Of course, it helps when a team of archaeologists is poring over those markings.
An archaeological find on the southern shore of Tanzania’s Lake Natron features hundreds of footprints that date back to the Late Pleistocene period.
The findings are detailed in a study published Thursday in the journal Scientific Reports.
The footprints give a snapshot of life in east Africa between 19,100 and 5,760 years ago. They show that the ancient humans who lived in the region, near the Engare Sero village, divided labor based on gender.
Size differentiation, distances between the prints, and orientation show 17 tracks made by a group walking in a southwesterly direction. The group consisted of 14 women, two men, and one young male, according to the study authors.
Earlier footprint collections were attributed to Homo erectus gatherings made up primarily of men.
The researchers were able to estimate body size, speeds of travel, and variations between the footprint sizes relative to foot size. The authors also estimate the ages of the tracks were biased towards 18 to 34-year-olds, with a high proportion of 18- to 20-year-olds.
Originally the site was discovered by members of the Maasai community who lived in the area.
Other tracks were found, including those of zebra, bovid, and buffalo, but the study focused on the human footprints.
The footprints were measured by radioisotopic dating techniques, which can identify a calcite cement in an overlying sedimentary layer made during a highstand of Lake Natron when the sea level was above the edge of the continental shelf.
In an email, assistant biology professor Kevin Hatala of Chatham University said the footprints were left in wet volcanic mudflow. Layers of other sediment on top of the calcite cement helped protect the prints for thousands of years, Hatala said.
“All of the footprints appear to have been produced by barefoot humans, as individual toe impressions are easily distinguishable,” according to the study. “Because of their apparent human-like morphology and their Late Pleistocene age, we have attributed these tracks to Homo sapiens.”
An additional six tracks of footprints moving in a northeast direction fall into a broader range of speed, an indication of a busy path and a group not traveling together, the researchers said.
Hatala said the footprints “offer amazing windows” to observe behavior in the fossil record.

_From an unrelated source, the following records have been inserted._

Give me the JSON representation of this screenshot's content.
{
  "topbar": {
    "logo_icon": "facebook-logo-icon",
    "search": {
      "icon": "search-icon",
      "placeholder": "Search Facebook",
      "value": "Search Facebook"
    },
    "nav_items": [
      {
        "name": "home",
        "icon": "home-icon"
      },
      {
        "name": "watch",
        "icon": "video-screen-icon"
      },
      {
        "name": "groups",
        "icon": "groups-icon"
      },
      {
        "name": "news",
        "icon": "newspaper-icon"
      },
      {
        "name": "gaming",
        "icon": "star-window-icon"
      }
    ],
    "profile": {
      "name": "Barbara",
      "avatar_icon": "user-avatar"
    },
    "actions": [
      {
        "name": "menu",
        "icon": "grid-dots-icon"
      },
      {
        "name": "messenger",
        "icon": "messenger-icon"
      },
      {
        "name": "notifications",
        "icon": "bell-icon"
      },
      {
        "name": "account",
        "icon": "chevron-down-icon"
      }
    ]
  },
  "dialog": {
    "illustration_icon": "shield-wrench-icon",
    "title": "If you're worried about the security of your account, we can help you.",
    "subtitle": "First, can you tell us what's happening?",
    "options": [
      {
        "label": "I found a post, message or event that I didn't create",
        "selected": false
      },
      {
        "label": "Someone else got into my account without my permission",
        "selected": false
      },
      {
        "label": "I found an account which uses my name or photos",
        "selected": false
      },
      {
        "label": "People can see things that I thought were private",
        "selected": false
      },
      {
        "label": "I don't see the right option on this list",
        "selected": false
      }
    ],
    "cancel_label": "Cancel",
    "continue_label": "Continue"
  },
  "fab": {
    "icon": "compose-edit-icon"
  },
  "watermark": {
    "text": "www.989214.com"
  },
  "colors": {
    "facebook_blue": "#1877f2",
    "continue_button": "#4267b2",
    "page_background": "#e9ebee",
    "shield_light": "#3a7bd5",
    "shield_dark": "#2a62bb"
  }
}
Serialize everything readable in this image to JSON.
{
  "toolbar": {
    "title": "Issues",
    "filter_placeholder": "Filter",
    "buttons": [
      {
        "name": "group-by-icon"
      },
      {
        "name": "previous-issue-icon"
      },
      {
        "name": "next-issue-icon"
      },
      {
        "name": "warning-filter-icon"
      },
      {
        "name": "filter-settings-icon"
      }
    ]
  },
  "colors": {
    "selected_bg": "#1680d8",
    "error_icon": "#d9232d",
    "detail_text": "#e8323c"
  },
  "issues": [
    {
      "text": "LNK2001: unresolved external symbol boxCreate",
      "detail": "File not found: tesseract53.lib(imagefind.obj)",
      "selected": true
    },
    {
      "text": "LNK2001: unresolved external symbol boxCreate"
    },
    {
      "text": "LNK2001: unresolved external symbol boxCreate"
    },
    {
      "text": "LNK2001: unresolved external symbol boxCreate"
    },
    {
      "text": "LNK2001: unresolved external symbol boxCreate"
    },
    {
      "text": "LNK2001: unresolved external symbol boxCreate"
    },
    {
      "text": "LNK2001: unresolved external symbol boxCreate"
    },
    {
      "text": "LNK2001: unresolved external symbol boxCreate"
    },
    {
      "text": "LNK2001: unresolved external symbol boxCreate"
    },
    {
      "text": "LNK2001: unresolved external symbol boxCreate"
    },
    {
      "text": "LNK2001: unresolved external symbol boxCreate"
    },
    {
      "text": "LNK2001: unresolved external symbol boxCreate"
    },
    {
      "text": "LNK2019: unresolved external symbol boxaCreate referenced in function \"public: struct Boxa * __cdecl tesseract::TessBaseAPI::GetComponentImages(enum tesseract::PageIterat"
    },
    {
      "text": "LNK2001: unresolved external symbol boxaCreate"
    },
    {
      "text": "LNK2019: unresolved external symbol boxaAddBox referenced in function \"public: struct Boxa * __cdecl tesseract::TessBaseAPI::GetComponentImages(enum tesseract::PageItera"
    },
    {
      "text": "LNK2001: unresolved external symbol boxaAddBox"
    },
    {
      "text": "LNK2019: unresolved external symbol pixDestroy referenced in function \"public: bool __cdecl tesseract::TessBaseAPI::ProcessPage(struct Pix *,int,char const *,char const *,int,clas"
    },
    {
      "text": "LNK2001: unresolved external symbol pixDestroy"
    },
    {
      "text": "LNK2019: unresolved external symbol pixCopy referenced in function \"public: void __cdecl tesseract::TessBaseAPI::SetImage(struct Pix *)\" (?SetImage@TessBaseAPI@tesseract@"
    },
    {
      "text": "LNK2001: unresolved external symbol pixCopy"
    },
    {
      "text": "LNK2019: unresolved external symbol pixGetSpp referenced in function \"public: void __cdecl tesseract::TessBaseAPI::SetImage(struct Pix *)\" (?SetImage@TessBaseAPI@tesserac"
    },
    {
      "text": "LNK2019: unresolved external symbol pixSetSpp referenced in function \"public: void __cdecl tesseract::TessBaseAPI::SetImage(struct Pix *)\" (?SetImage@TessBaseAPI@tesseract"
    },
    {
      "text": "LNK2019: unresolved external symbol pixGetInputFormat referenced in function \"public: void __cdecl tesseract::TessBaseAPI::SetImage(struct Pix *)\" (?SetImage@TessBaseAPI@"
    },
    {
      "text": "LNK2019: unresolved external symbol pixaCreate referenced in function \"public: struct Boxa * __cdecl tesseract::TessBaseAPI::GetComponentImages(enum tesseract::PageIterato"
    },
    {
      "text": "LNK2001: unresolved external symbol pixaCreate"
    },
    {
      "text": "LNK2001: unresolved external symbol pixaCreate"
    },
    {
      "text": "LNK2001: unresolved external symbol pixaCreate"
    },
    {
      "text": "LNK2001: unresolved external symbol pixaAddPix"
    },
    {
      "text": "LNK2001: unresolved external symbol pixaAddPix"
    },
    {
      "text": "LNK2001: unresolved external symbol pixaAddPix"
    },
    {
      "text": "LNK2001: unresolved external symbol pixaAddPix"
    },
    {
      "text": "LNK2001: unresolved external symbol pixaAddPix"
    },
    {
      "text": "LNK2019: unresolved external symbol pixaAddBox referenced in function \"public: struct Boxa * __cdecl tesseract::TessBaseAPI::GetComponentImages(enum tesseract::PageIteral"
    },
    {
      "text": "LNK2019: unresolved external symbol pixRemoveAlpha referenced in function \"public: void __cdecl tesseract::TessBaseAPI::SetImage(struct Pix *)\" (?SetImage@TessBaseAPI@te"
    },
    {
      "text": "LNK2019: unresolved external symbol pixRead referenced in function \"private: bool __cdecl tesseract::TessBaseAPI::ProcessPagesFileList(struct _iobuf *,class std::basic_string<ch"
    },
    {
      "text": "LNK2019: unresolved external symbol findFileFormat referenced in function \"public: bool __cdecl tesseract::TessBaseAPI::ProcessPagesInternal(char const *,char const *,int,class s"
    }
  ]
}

“These richly detailed snapshots of people moving around their landscape together are unlike anything that can be gleaned from other forms of fossil or archaeological data,” Hatala said in the email. “They provide us with a unique opportunity to develop and test behavioral hypotheses.”